A single figure is required: the number of lines in the listing below containing the word "Define".
'''
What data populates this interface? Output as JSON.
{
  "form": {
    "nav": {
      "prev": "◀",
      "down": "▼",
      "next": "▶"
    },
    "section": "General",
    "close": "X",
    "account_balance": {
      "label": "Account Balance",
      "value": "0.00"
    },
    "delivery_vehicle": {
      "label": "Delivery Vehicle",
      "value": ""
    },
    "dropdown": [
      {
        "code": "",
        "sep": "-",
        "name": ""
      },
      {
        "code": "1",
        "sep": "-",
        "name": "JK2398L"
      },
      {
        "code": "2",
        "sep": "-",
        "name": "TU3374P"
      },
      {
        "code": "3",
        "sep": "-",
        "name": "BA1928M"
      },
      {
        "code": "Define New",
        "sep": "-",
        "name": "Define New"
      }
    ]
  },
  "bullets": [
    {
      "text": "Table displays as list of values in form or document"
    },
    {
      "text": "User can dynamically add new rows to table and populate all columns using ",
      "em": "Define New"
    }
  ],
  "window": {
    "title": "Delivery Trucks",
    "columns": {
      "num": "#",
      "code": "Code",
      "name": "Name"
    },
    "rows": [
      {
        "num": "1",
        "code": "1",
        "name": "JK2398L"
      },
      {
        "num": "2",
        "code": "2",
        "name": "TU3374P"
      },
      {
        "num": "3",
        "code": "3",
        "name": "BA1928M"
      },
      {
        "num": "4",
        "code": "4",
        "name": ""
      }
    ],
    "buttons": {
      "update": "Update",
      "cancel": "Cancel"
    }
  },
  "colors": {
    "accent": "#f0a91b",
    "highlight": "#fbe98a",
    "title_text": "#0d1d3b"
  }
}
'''
Task result: 3